Living aboard is not a bad thing, as long as you can get used to a few things. The first big thing is space. My whole living area is contained in that little space right there, twelve feet wide by about thirty feet long (plus the back deck which is about four feet long). In the winter it's even a little smaller because I close off the fore peak area to make it all a little easier to heat. I use that area for storage, which leads me to the issue of storage. There isn't a lot of room for stuff. Everybody's got stuff right? Books, clothes, kitchen gear, knickknacks and whatnot. one has to make peace with what's necessary and what's worth the clutter, and all the other stuff that, well, just isn't that important once you've lived without it for a while. Besides the whole space issue, there's also the bathroom thing. On a boat, we're not hooked up to the sewer system like in a house. Dumping waste overboard isn't option - unless we're out at sea - so most boats use a holding tank, or a treatment system. In the winter, there aren't a lot of options for having the waste holding tank pumped out so the way to get around that is to go up the gangway and use the facilities up on the dock. I liken it to living back in the days when there was an outhouse out back, except that there's heat up there. Same with the shower. I'm developing a habit of going to the gym every other day, so I get my shower there on those days, and use the marina shower on the off days. So once you get past those things, there's only a few minor adjustments to make. In the winter, fresh water is something to think about. Our water line isn't in the ground under the frost line. It's right there in the open air where it can freeze. When I was a kid growing up at Fan Pier somebody was always around to check on things, so we kept a faucet open in the tub so as to keep the water flowing. Flowing water won't freeze unless it gets really really cold, so that worked for years. The problem with that is that if a pipe burst in the bilge (if you're not a boat person think cellar) then the boat fills up with said water and sinks. It's not really a good idea to keep a faucet open unless there's always someone there to keep watch on it, not to mention the water bill gets a little high if there's a meter on it. The marina I'm at now runs a water line under the docks to keep it in the salt water where it wont freeze, so all you have to do is top off your water tank every so often and make sure you drain all the hoses that are out in the open air: the one coming down from the pier to the dock and the one from the dock to the boat. That's it for now, I have to get some work done. I'll continue this in the next couple of days, stay warm! ~ AL

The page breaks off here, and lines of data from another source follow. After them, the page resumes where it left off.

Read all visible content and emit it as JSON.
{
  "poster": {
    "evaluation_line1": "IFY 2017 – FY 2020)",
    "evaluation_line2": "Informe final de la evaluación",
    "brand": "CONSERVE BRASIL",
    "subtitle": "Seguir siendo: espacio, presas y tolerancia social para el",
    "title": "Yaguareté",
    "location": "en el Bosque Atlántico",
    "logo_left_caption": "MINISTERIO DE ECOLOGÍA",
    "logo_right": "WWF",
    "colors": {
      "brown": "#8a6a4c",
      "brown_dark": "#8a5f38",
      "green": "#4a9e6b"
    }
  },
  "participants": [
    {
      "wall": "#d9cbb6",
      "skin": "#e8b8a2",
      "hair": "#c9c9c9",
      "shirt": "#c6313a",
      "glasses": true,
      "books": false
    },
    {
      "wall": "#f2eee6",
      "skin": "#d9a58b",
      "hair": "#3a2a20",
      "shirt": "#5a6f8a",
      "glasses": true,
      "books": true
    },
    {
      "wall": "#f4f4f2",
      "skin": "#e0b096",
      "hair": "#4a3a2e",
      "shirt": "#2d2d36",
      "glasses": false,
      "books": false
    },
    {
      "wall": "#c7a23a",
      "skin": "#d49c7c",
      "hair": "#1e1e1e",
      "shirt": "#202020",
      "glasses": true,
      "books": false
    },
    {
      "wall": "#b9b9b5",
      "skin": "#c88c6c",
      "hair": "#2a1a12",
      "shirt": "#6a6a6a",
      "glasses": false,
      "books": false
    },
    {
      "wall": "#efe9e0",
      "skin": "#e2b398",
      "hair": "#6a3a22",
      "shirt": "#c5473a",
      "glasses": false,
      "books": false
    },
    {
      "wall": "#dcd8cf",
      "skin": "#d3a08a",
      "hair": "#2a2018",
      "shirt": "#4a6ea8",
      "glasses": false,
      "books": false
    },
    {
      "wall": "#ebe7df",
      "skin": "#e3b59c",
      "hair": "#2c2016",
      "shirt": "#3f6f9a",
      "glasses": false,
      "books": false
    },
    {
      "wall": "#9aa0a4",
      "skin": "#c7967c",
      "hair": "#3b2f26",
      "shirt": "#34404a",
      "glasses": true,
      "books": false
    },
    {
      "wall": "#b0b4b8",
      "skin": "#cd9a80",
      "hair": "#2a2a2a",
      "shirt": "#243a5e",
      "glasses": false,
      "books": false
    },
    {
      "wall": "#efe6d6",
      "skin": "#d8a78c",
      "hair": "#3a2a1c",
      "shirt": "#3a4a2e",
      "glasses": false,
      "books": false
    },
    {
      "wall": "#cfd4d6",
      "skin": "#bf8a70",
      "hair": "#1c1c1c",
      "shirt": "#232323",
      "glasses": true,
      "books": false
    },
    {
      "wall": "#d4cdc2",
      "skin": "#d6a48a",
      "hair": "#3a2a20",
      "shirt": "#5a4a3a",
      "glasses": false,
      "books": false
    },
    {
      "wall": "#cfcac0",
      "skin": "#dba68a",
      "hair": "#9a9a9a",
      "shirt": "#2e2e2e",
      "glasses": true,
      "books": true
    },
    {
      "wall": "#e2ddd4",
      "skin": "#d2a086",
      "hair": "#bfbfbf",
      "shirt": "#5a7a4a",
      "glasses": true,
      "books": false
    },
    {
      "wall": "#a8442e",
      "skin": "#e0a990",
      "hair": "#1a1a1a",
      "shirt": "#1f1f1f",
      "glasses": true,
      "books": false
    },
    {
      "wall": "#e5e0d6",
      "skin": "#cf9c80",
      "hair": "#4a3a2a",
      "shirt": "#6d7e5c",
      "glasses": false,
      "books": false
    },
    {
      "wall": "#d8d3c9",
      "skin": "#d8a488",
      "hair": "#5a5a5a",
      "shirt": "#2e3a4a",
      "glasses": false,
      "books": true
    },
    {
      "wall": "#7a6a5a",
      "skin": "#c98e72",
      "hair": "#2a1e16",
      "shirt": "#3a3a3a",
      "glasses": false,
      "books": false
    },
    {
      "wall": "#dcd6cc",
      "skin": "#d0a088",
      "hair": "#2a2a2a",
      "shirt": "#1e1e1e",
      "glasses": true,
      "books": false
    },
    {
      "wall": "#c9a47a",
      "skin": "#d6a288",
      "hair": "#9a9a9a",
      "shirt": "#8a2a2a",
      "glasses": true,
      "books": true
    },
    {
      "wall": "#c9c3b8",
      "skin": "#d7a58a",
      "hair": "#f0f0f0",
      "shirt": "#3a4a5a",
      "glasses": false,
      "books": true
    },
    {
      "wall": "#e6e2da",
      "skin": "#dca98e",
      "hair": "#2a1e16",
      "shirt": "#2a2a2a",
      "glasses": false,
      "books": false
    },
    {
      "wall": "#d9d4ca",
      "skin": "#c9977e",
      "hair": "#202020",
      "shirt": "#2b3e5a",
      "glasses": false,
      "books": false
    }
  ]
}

Sunday, January 1, 2012

New Year Resolution

This was a few summers back, we took the Chesapeake 1000 up to Maine to lift this tug into the water. Washburn and Doughty had a fire and their railway was destroyed, so this was the solution for keeping the work on schedule while they were also working at rebuilding the yard.

The tug is the Laura K Moran. We were told that the boat weighs 500 tons, so the crane is working at only half capacity here - mighty impressive.

As for New Years resolutions, I don't usually make them. I am going to try to develop a routine for writing more though. It shouldn't be too difficult to sit down for a few minutes every couple of days and get some thoughts out there. The big news in my world these days is that I have quit smoking. Yup, started working on it over the holidays and today is my first day without a cigarette! I threw out a half a pack, my lighter, ashtrays, matches, rolling machine, all my paraphernalia. I'm gonna be using the patch for a little bit to help with the physical part of the addiction. That will make it a little bit easier to deal with the mental part - the triggers and associations between smoking and everyday things like smoking with coffee, or driving, or after meals, etc......That's all for now, see ya in a few days. I'm working on a few posts about how I got into this kind of work, and where I came from - that sort of thing.